The start of a new year is usually met with much excitement and business owners are keen to succeed with their new year’s resolutions so workers need to know it’s likely the next decade will not be ‘business as normal’. To lead by example, company owners and operators will commence the year on the front foot to propel the company forward, so it thrives.
Staff should expect more exceptional communication with management, more monitoring of productivity levels and data for security reasons. There will be external events that will keep businesses on their toes next year and beyond. For example, any major shift in the financial markets will concern any business, particularly if they’re financing their operations.
In the Business Insider article, it reports, Saxo, a Danish investment bank’s predictions for 2020 including the European Central Bank raising interest rates in 2020. With a new chief, Christine Lagarde, keen on getting EU members to move away from adverse deposit interest, it will lead by example by raising its interest rate early in the new year.
Plus Asia will make a play to have their own new reserve currency and thus end their dependency on the US dollar. Called the ADR it is set to become the most significant currency, and it will be a game-changer for everything from trade, to politics.
Brexit certainty under Boris Johnson’s unwavering determination to ‘get Brexit done’ will throw up more hurdles before it delivers opportunities for UK companies. There will be ‘pain before there is gain’ and the next decade will be interesting for the United Kingdom, should the ‘pain’ be too much for the Scottish and Northern Irish.
Another country set to leave the EU, though probably not by choice is Hungry. A failure to follow EU’s lead on everything from freedom of press, academics, judges, the list goes on, the EU has issued Article 7 proceedings, so divorce is likely in 2020.
Scottish first minister, Nicola Sturgeon and leader of the SNP, is wrapt with her party’s resounding win in the recent UK election and calls for a second referendum on Scotland becoming independent and thus leaving the United Kingdom.
The push for independence and that it should be ‘Scotland’s choice‘ whether to remain with the UK or go it alone and probably rejoin the EU, has been squashed by UK Prime Minister Boris Johnson. If he is to see out the current term, it won’t be Scotland’s choice to make in the next five years. However, watch this space as a lot can change in politics. The same can be said of the call for Ireland’s reunification of the north which is currently British and the south which will remain in the European Union.

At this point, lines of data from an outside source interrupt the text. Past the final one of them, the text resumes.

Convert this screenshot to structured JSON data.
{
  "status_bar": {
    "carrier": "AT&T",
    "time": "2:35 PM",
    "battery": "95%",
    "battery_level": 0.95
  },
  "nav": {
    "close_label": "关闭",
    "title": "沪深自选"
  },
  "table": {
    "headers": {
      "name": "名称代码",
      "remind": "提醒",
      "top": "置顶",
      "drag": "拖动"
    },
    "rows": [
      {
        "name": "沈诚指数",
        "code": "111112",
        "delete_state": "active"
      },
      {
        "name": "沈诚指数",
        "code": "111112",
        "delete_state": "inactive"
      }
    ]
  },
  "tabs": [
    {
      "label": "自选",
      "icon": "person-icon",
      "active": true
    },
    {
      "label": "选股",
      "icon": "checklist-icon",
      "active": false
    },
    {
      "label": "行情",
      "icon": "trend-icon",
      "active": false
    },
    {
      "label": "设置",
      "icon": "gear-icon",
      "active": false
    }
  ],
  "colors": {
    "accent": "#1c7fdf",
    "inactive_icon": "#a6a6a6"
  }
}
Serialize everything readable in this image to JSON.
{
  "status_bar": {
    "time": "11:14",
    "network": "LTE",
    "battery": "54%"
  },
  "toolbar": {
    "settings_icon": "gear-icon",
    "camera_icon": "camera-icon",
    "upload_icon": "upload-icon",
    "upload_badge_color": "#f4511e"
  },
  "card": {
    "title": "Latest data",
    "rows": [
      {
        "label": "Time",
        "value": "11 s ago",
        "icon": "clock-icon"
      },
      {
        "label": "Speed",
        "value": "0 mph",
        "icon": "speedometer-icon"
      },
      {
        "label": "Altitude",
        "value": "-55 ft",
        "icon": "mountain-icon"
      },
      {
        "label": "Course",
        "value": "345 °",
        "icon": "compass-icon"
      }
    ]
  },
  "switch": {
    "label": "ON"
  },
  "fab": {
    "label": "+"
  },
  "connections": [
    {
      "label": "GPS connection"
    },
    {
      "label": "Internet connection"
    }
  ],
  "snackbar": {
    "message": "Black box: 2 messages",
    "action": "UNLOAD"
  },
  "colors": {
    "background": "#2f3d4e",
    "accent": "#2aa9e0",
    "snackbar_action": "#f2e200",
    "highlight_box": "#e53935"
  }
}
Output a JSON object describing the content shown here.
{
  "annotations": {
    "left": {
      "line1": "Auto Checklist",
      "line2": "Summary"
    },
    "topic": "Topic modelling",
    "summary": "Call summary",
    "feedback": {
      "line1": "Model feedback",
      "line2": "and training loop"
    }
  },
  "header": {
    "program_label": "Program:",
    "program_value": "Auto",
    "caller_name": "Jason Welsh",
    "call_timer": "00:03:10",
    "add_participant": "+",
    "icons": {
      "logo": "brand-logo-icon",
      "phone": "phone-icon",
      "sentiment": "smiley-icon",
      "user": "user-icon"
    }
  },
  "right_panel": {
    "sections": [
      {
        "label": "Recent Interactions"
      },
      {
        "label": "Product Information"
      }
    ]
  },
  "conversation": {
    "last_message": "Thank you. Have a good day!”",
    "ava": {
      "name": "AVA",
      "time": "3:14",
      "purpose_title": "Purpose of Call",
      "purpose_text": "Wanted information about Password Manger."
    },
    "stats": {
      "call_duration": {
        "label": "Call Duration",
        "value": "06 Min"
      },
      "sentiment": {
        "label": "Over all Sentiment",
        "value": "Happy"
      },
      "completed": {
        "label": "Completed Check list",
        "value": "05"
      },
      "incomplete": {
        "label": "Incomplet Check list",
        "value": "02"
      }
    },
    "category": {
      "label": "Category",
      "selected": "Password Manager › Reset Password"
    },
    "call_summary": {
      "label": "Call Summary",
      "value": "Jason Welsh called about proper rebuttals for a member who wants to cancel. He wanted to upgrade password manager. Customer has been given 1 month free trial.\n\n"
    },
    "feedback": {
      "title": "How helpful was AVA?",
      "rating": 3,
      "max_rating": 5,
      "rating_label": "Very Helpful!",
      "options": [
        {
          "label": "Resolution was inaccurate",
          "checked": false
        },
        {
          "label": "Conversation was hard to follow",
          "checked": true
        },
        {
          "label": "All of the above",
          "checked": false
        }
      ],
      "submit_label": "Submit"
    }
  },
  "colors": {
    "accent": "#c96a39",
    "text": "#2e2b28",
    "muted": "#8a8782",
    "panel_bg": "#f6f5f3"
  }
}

Driven by consumers, companies will need to invest more time and resources to making their climate change policy a working document and make sure there is greater transparency of their green initiatives and successes. These same consumers mostly millennials,
Generation Zers will also take Governments to the task, and they’ll be out voting in elections to make their vote count. The same bank that predicts interest rate hikes at the ECB also says the US election is there for the Democrats to lose. In other words, with young voters now more motivated than ever before by the injustices of the current presidency, the more green-friendly and equal rights Dems should romp home with the victory in the US Election 2020.
Productivity & Customer Data & Security
So back to how companies will kick start the new year. Worker Productivity levels need to rise, so there will be more surveillance. With pressure to compete and grow the revenue, there will be more investment in AI and systems that provide more significant analysis of personalised customer data. Cyberattack threats are omnipresent and no business large or small can ignore them.
Focussing on what you can control with your business and getting support from experts on the future direction of the company will put it in a stronger position than if you as the leader stick your head in the sand and insist everything will be okay.